SUPPLIED MATERIAL:
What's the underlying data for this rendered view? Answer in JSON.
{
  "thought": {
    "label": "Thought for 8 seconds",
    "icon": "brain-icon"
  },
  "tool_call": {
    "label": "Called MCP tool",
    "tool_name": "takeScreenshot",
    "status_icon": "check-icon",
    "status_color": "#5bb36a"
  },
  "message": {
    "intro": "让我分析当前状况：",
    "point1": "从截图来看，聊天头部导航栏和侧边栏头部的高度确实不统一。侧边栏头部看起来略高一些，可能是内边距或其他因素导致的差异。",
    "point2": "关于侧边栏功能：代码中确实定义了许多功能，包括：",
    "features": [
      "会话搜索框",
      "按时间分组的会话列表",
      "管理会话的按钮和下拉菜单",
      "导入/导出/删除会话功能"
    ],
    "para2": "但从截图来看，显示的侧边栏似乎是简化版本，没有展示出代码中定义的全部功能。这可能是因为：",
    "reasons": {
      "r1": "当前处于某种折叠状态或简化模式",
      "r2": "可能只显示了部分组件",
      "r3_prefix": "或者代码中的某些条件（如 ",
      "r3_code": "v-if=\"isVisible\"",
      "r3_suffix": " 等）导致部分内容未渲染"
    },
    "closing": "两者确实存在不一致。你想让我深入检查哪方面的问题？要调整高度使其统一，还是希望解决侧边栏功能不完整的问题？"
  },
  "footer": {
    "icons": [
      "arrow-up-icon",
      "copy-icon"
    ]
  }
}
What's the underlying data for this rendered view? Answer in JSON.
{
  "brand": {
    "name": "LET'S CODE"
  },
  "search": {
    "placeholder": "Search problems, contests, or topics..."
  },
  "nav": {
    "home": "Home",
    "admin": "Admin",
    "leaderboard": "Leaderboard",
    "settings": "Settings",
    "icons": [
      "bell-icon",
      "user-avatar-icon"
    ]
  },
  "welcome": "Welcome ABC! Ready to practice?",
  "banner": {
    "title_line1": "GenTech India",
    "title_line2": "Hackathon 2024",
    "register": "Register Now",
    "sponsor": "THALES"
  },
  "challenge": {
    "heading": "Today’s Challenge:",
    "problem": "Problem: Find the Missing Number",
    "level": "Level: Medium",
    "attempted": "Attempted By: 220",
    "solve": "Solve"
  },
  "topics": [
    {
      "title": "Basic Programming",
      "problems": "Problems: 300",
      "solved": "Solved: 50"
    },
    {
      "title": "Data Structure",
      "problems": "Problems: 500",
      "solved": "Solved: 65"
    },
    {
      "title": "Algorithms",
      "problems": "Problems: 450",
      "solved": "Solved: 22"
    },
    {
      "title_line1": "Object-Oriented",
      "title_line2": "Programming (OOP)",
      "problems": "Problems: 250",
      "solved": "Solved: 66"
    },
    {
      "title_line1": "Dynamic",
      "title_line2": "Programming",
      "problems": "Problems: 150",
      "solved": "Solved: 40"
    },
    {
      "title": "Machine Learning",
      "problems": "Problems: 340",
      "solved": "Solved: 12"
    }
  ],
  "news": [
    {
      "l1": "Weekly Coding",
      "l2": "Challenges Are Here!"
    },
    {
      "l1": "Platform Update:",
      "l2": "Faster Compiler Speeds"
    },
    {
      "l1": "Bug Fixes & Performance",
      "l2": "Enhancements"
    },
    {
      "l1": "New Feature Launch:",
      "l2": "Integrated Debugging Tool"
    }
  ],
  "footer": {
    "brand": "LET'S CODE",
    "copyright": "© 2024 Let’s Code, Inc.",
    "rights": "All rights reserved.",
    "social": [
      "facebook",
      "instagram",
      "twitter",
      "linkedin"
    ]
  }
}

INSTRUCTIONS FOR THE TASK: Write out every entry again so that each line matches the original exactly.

ANSWER BOX:
What's the underlying data for this rendered view? Answer in JSON.
{
  "thought": {
    "label": "Thought for 8 seconds",
    "icon": "brain-icon"
  },
  "tool_call": {
    "label": "Called MCP tool",
    "tool_name": "takeScreenshot",
    "status_icon": "check-icon",
    "status_color": "#5bb36a"
  },
  "message": {
    "intro": "让我分析当前状况：",
    "point1": "从截图来看，聊天头部导航栏和侧边栏头部的高度确实不统一。侧边栏头部看起来略高一些，可能是内边距或其他因素导致的差异。",
    "point2": "关于侧边栏功能：代码中确实定义了许多功能，包括：",
    "features": [
      "会话搜索框",
      "按时间分组的会话列表",
      "管理会话的按钮和下拉菜单",
      "导入/导出/删除会话功能"
    ],
    "para2": "但从截图来看，显示的侧边栏似乎是简化版本，没有展示出代码中定义的全部功能。这可能是因为：",
    "reasons": {
      "r1": "当前处于某种折叠状态或简化模式",
      "r2": "可能只显示了部分组件",
      "r3_prefix": "或者代码中的某些条件（如 ",
      "r3_code": "v-if=\"isVisible\"",
      "r3_suffix": " 等）导致部分内容未渲染"
    },
    "closing": "两者确实存在不一致。你想让我深入检查哪方面的问题？要调整高度使其统一，还是希望解决侧边栏功能不完整的问题？"
  },
  "footer": {
    "icons": [
      "arrow-up-icon",
      "copy-icon"
    ]
  }
}
What's the underlying data for this rendered view? Answer in JSON.
{
  "brand": {
    "name": "LET'S CODE"
  },
  "search": {
    "placeholder": "Search problems, contests, or topics..."
  },
  "nav": {
    "home": "Home",
    "admin": "Admin",
    "leaderboard": "Leaderboard",
    "settings": "Settings",
    "icons": [
      "bell-icon",
      "user-avatar-icon"
    ]
  },
  "welcome": "Welcome ABC! Ready to practice?",
  "banner": {
    "title_line1": "GenTech India",
    "title_line2": "Hackathon 2024",
    "register": "Register Now",
    "sponsor": "THALES"
  },
  "challenge": {
    "heading": "Today’s Challenge:",
    "problem": "Problem: Find the Missing Number",
    "level": "Level: Medium",
    "attempted": "Attempted By: 220",
    "solve": "Solve"
  },
  "topics": [
    {
      "title": "Basic Programming",
      "problems": "Problems: 300",
      "solved": "Solved: 50"
    },
    {
      "title": "Data Structure",
      "problems": "Problems: 500",
      "solved": "Solved: 65"
    },
    {
      "title": "Algorithms",
      "problems": "Problems: 450",
      "solved": "Solved: 22"
    },
    {
      "title_line1": "Object-Oriented",
      "title_line2": "Programming (OOP)",
      "problems": "Problems: 250",
      "solved": "Solved: 66"
    },
    {
      "title_line1": "Dynamic",
      "title_line2": "Programming",
      "problems": "Problems: 150",
      "solved": "Solved: 40"
    },
    {
      "title": "Machine Learning",
      "problems": "Problems: 340",
      "solved": "Solved: 12"
    }
  ],
  "news": [
    {
      "l1": "Weekly Coding",
      "l2": "Challenges Are Here!"
    },
    {
      "l1": "Platform Update:",
      "l2": "Faster Compiler Speeds"
    },
    {
      "l1": "Bug Fixes & Performance",
      "l2": "Enhancements"
    },
    {
      "l1": "New Feature Launch:",
      "l2": "Integrated Debugging Tool"
    }
  ],
  "footer": {
    "brand": "LET'S CODE",
    "copyright": "© 2024 Let’s Code, Inc.",
    "rights": "All rights reserved.",
    "social": [
      "facebook",
      "instagram",
      "twitter",
      "linkedin"
    ]
  }
}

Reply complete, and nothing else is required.